As dance shoes were laced up, and the McLaren lobby filled with students practicing their dance moves, iPhone speakers blared music from a variety of clashing genres. D Se Dance from the Bollywood film Humpty Sharma Ki Dulhania played on one side of the room, while members of the Indian Student Organization (ISO) who were dressed in traditional Indian costume, practiced for a dance routine that they were about to present for the annual Diwali celebration.
Diwali, or “The Festival of Lights,” is a Hindu celebration that takes place during autumn and symbolizes the spiritual victory of light over darkness, of good versus evil.
Although there are many interpretations of the origin of the celebration, Mohak Singh, ISO’s former president, says he learned that the festival comes from celebrating the return of a king who was exiled from his kingdom by a man who forcefully took over the throne. Once the king returned to the kingdom from exile, to return to his rightful position, the residents of the kingdom lit candles along the path to celebrate his return.
This year’s event was attended by fewer people, which some members attribute that to not receiving the same marketing funds as the previous year’s event. There were fewer posters around campus to alert students about the festival. Student Leadership and Engagement (SLE) dispersed the funds to put on the event, and SLE employee Patricia Kealy said that they lowered the amount of marketing funds for all campus events.

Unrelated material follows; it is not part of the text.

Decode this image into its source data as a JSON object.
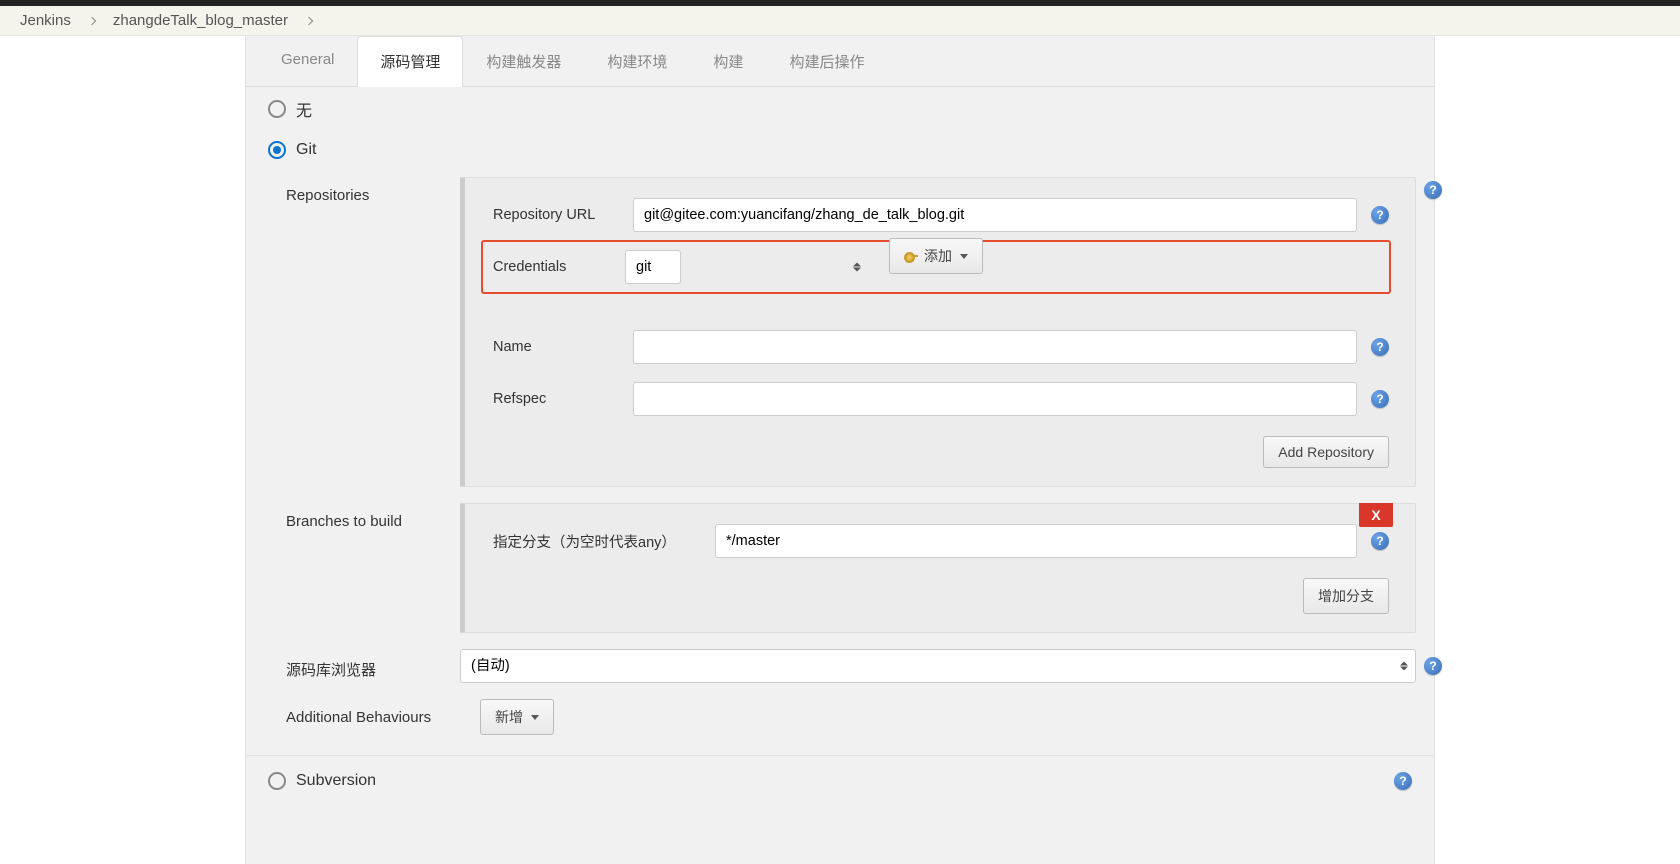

SLE also mentioned that even though they did reduce the amount of funds allocated for the event, it was because ISO had conveyed that they needed enough funds for 150 people, unlike last year, when they had asked enough for 200 people.
Those who were able to attend tasted Indian curries catered by Bon Appétit, visited a henna booth, and observed the dance that was being rehearsed in the lobby only an hour earlier. ISO is currently perfecting this same routine so that they are prepared to present it at Culturescape in November, which is being hosted by International Student Association.
Nicolas Salamanca, a freshman student from Colombia, is not involved in ISO but is still glad that cultural organizations are willing to put on these sorts of events for all students, particularly freshmen. “There are a lot of international students on campus, and when you have events like these I think it motivates people to not only go, but create and host their own events where they can showcase their own cultures,” says Salamanca, who plans on attending more events such as this one as long as he is made aware of them.
Diwali is one of two large Hindu festivals that are widely recognized for their elaborate festivities, the other being Holi, which is a spring festival that is marked by participants chasing each other around with bright dry powder colors, representing the vividness of the season. President of ISO, Divya George, says that Holi is also celebrated on campus, with students dressed in throwaway clothes congregating to Welch Field for the festivities. Last year’s Holi celebration drew a good amount of students who are not a part of ISO, something George is proud of and constantly makes a goal for each event.
After the dance was presented, and guests had the opportunity to try some of the Indian cuisine, McLaren was turned into a nightclub with flashing disco lights and contemporary Top 40 songs heard blasting throughout the center. Latecomers decided to join in, and Singh welcomed it, saying, “Indians are very big on dance. It’s a very big part of our culture because that’s how we bond together, you just eat and you dance. For these things, we want people to join in, we want people to know we have this incredibly fun side to us.”
George echoed Singh’s feelings, saying that every event will always be better if people from different backgrounds get involved. “Because if not, it’d be boring,” said George.